EXERCISE OBJECTIVE: Write the records out again exactly, leaving no images in.

Web page and app entries:
# # # # # # #

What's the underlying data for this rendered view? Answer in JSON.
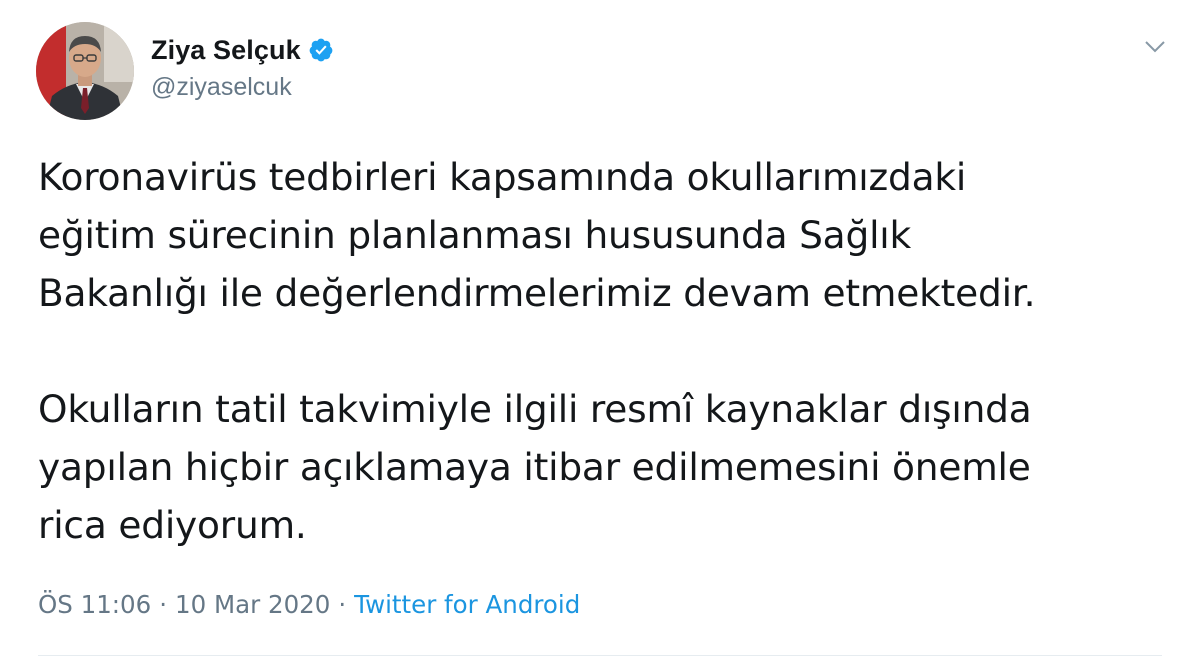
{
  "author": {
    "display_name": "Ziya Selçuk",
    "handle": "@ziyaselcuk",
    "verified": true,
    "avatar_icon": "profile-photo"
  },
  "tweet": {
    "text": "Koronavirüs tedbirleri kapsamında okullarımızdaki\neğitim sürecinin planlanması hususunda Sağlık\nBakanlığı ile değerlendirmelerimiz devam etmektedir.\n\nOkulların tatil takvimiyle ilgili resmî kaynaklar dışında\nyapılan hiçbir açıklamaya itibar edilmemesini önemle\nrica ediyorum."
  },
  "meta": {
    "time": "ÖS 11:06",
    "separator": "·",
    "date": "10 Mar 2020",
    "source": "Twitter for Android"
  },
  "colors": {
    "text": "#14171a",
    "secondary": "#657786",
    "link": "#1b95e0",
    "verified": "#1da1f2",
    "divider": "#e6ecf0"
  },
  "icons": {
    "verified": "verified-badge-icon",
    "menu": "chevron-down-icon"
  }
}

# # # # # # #

PROBLEM SOLUTION:
What's the underlying data for this rendered view? Answer in JSON.
{
  "author": {
    "display_name": "Ziya Selçuk",
    "handle": "@ziyaselcuk",
    "verified": true,
    "avatar_icon": "profile-photo"
  },
  "tweet": {
    "text": "Koronavirüs tedbirleri kapsamında okullarımızdaki\neğitim sürecinin planlanması hususunda Sağlık\nBakanlığı ile değerlendirmelerimiz devam etmektedir.\n\nOkulların tatil takvimiyle ilgili resmî kaynaklar dışında\nyapılan hiçbir açıklamaya itibar edilmemesini önemle\nrica ediyorum."
  },
  "meta": {
    "time": "ÖS 11:06",
    "separator": "·",
    "date": "10 Mar 2020",
    "source": "Twitter for Android"
  },
  "colors": {
    "text": "#14171a",
    "secondary": "#657786",
    "link": "#1b95e0",
    "verified": "#1da1f2",
    "divider": "#e6ecf0"
  },
  "icons": {
    "verified": "verified-badge-icon",
    "menu": "chevron-down-icon"
  }
}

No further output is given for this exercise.